Morocco’s minister of Mines, Energy, Water and Environment, Fouad Douri, announced the government has set the target of seeking 25% of the country’s energy needs from renewable resources like wind and sun by 2020, Brazil-Arab News Agency reported. The North African nation updated its ambitious target from 15% which was set around three years ago.
“This is economically important and fundamental for society, and it is this form of energy we want for the future,” Douri said after participating in a seminar titled “Green Energy in Morocco” which was held on the sidelines of Rio+20.
Rabat has kick started at least five new projects for wind farms which would produce 850 megawatts of energy.
A city with around 1.3 million inhabitants demands, on average, 230 MW for its energy needs. By 2020, the country plans to be generating 2,000 MW of wind energy. Morocco is establishing solar energy farms in its Saharan desert areas, to tap into hours of sunshine.
In July 2011, the French Development Agency (AFD) granted €100 million to the Moroccan Solar Energy Agency to start implementing the plan for generating another 2,000 MW of renewable energy from 2020. Morocco already has a thermo-solar plant, which generates energy from natural gas and solar panels, in Ain Bni Mathar near the Algerian border. Around 20% of the energy plant’s 420 MW is produced through solar panels.

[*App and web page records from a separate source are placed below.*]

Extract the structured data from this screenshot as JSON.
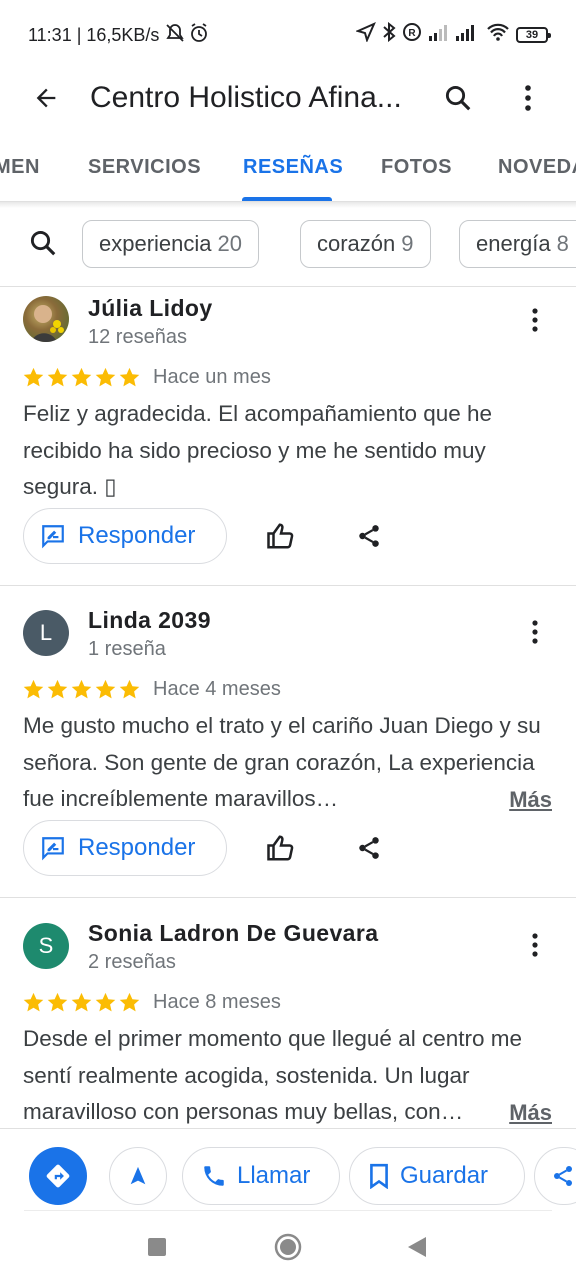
{
  "status": {
    "time_speed": "11:31 | 16,5KB/s",
    "battery": "39"
  },
  "appbar": {
    "title": "Centro Holistico Afina..."
  },
  "tabs": [
    {
      "label": "MEN"
    },
    {
      "label": "SERVICIOS"
    },
    {
      "label": "RESEÑAS",
      "active": true
    },
    {
      "label": "FOTOS"
    },
    {
      "label": "NOVEDA"
    }
  ],
  "chips": [
    {
      "label": "experiencia",
      "count": "20"
    },
    {
      "label": "corazón",
      "count": "9"
    },
    {
      "label": "energía",
      "count": "8"
    }
  ],
  "reviews": [
    {
      "name": "Júlia Lidoy",
      "count": "12 reseñas",
      "rating": 5,
      "date": "Hace un mes",
      "text": "Feliz y agradecida. El acompañamiento que he recibido ha sido precioso y me he sentido muy segura. ▯",
      "more": "",
      "avatar_initial": "",
      "avatar_color": "#6b8e23"
    },
    {
      "name": "Linda 2039",
      "count": "1 reseña",
      "rating": 5,
      "date": "Hace 4 meses",
      "text": "Me gusto mucho el trato y el cariño Juan Diego y su señora. Son gente de gran corazón, La experiencia fue increíblemente maravillos…",
      "more": "Más",
      "avatar_initial": "L",
      "avatar_color": "#4a5a66"
    },
    {
      "name": "Sonia Ladron De Guevara",
      "count": "2 reseñas",
      "rating": 5,
      "date": "Hace 8 meses",
      "text": "Desde el primer momento que llegué al centro me sentí realmente acogida, sostenida. Un lugar maravilloso con personas muy bellas, con…",
      "more": "Más",
      "avatar_initial": "S",
      "avatar_color": "#1e8a6e"
    }
  ],
  "actions": {
    "reply_label": "Responder"
  },
  "bottom": {
    "call_label": "Llamar",
    "save_label": "Guardar"
  },
  "colors": {
    "accent": "#1a73e8",
    "star": "#fbbc04"
  }
}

Apart from investing in alternative energy, Morocco has expanded the rural population’s access to electricity as well as participation of the society in talks regarding environmental projects. The country also made changes to the constitution to facilitate access to financing sources.

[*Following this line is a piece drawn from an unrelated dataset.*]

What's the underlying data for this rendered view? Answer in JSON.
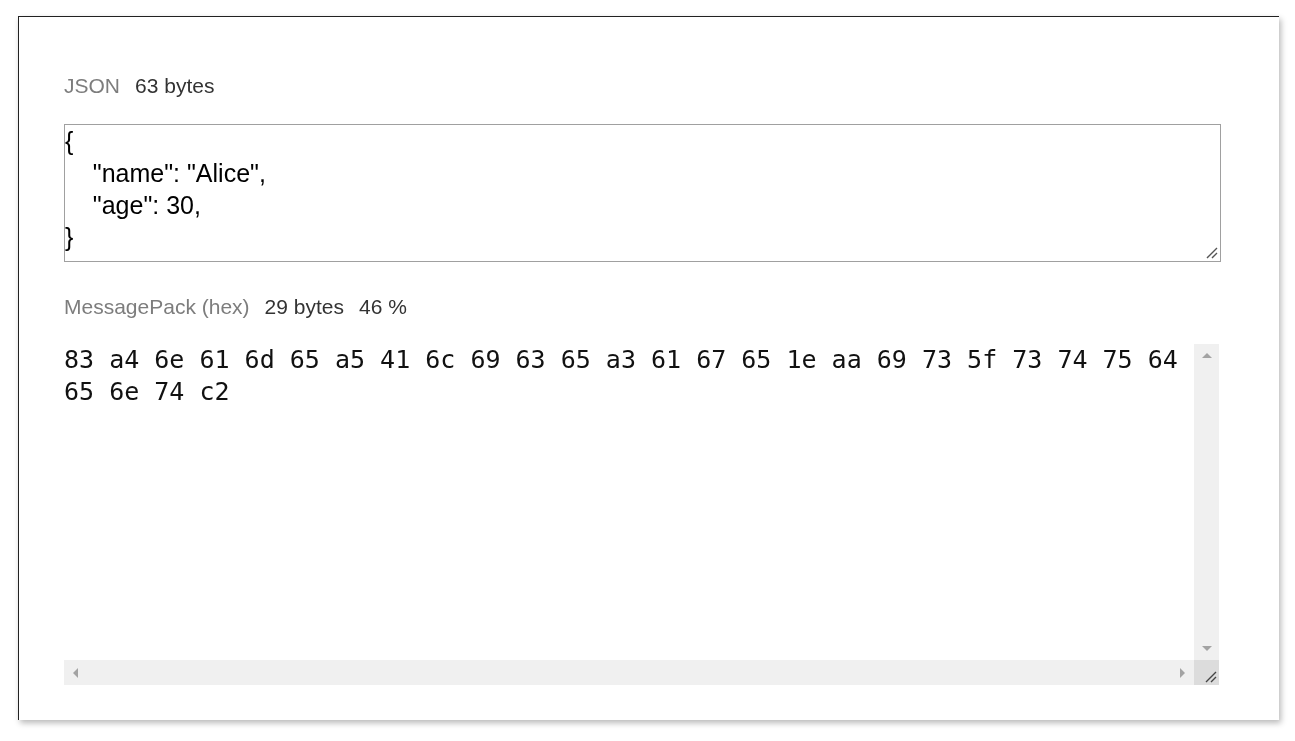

Morocco is a big importer of oil and gas and aims to reduce its dependence on hydrocarbons in upcoming years. The government is taking active measures to make the economy less susceptible to commodity price variations and shield from political instability related to inflation and energy price hikes.